Brian Reed has been elected to the Poetry Division Executive Committee of the Modern Language Association. His bookNobody’s Business: Twenty-First Century Avant-Garde Poetics (Cornell UP) was published in summer 2013. A collection of essays edited with Kornelia Freitag, Modern American Poetry: Points of Contact (Universitatsverlag Winter), came out this year.
David Shields is the coauthor, with Shane Salerno, of the oral biographySalinger; published in September 2013, a New York Times bestseller. In December 2013, his forthcoming book, I Think You’re Totally Wrong: A Quarrel, a debate about the vexed relationship between life and art, was made into a movie featuring Shields, his coauthor Caleb Powell, and the film’s director, James Franco. The film will premiere at Sundance in January 2015, when the book will be published by Knopf. Shields is deeply honored and grateful to the Washington State Artist Trust for a 2013 Arts Innovator Award.
Henry Staten’s book, Spirit Becomes Matter: The Brontes, George Eliot, Nietzsche, has been accepted for publication by Edinburgh University Press.
Anu Taranath, was named one of six diversity scholars for the UW campus, part of a pilot program connected to the new diversity course requirement for undergraduates. A donor has just established a student scholarship endowment for Taranath’s Bangelore study abroad program.

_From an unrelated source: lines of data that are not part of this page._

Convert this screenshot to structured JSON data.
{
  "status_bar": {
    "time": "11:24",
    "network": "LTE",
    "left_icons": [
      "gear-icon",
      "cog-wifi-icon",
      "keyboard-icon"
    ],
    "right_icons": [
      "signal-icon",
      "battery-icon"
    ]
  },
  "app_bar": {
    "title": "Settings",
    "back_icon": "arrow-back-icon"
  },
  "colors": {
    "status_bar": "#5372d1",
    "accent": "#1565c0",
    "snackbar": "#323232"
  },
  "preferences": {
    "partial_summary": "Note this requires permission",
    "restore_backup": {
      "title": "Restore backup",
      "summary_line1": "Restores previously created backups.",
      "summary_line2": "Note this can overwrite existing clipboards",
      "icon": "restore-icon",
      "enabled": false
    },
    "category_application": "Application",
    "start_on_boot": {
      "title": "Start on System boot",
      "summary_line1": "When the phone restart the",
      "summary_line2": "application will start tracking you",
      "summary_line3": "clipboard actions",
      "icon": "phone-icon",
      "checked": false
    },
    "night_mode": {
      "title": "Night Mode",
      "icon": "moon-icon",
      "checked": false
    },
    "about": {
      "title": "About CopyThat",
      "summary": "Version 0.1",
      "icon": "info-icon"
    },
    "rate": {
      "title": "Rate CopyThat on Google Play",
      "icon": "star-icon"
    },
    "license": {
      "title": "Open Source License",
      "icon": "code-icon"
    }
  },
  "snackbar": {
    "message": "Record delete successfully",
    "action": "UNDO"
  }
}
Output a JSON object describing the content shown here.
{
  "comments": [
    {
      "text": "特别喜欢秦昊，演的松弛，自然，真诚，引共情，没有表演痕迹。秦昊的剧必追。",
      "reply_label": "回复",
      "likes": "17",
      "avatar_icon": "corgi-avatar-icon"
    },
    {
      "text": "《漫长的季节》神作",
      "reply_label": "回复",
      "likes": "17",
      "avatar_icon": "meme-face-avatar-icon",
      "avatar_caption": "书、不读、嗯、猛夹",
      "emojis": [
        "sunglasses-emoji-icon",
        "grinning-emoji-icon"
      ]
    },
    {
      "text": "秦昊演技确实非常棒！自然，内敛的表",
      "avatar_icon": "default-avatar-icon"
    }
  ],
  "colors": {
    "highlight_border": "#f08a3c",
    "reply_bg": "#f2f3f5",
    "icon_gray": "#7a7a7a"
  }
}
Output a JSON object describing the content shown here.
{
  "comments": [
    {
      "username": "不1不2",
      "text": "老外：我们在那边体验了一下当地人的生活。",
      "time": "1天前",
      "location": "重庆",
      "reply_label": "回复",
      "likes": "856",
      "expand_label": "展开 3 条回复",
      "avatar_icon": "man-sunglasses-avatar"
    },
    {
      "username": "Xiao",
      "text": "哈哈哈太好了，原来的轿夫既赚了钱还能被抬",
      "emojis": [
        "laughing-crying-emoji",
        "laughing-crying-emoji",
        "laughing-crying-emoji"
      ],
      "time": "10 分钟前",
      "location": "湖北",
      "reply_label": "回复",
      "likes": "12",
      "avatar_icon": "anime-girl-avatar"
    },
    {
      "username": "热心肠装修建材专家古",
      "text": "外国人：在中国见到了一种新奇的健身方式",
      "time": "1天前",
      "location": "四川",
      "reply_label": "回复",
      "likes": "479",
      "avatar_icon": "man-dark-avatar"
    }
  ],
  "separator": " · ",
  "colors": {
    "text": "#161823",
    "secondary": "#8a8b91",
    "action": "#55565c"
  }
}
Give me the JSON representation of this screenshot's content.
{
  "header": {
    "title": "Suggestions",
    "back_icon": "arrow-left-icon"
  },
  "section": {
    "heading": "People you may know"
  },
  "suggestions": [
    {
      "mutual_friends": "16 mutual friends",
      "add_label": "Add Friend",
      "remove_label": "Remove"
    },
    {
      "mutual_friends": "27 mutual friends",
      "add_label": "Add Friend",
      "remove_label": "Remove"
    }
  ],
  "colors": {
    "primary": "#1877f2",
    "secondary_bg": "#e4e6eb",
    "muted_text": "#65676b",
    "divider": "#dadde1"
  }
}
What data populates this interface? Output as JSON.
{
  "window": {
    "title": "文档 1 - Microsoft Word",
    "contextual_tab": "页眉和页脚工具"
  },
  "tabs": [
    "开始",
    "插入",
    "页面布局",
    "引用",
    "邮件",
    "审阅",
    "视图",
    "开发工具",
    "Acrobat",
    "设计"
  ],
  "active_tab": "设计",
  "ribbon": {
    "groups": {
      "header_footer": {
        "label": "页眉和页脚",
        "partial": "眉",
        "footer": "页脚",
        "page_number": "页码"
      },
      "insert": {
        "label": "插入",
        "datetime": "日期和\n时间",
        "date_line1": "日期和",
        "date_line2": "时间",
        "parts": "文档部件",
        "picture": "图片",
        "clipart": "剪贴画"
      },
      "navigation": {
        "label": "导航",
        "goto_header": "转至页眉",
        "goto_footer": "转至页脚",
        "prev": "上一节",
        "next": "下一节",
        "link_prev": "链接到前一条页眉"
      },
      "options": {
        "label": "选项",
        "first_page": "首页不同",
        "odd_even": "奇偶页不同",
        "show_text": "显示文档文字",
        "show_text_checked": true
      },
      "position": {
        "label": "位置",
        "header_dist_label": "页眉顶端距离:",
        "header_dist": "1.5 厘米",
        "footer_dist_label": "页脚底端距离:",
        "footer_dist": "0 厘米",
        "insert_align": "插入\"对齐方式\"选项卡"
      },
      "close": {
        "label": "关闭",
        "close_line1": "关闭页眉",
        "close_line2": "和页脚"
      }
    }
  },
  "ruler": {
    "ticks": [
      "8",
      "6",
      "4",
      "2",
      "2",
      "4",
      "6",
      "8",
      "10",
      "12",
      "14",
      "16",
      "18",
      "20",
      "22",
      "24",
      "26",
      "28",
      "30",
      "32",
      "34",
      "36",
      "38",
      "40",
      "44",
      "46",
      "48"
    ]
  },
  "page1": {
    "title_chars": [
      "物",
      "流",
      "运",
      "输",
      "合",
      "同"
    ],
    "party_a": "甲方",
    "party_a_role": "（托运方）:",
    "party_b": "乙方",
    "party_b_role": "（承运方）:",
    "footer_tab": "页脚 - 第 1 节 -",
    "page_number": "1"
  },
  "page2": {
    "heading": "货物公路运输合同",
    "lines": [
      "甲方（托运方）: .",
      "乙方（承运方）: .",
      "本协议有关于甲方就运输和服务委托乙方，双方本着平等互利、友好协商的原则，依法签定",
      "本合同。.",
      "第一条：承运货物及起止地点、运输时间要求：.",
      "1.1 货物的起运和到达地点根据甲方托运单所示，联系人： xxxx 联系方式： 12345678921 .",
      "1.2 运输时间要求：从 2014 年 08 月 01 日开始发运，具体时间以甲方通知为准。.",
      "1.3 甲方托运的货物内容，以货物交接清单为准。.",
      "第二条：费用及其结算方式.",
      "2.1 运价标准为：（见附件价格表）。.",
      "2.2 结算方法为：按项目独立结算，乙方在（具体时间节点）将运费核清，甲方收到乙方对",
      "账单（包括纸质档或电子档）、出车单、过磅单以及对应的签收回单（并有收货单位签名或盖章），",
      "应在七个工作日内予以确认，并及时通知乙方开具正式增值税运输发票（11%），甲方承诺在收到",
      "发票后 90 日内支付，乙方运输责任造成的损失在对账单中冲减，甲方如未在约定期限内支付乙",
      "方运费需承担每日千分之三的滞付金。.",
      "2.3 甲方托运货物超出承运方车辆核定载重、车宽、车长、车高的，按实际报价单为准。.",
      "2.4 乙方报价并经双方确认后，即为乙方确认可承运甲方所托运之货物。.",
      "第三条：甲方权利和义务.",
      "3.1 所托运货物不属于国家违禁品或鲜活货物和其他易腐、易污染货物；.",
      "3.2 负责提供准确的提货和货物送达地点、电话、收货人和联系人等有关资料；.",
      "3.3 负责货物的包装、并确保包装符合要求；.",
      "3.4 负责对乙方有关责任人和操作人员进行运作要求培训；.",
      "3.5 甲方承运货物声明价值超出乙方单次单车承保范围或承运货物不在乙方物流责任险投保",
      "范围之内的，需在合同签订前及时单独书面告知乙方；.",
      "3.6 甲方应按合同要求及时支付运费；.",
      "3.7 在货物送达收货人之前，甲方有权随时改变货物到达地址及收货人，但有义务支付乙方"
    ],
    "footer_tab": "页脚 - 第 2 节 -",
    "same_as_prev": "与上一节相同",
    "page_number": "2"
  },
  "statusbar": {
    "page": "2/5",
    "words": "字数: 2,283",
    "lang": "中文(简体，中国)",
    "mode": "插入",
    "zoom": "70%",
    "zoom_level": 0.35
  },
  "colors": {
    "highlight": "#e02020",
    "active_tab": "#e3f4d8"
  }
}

See page one and a recent article about her work here.
Puget Sound Writing Project needs you!
PSWP has offered professional development to K-12 teachers for more than 30 years, supported by the English Department and the National Writing Project (NWP). PSWP lost its NWP funding in 2011. With the help of generous donors we’ll continue to reach more teachers and, through them, more students to improve the quality of writing and writing instruction in our schools.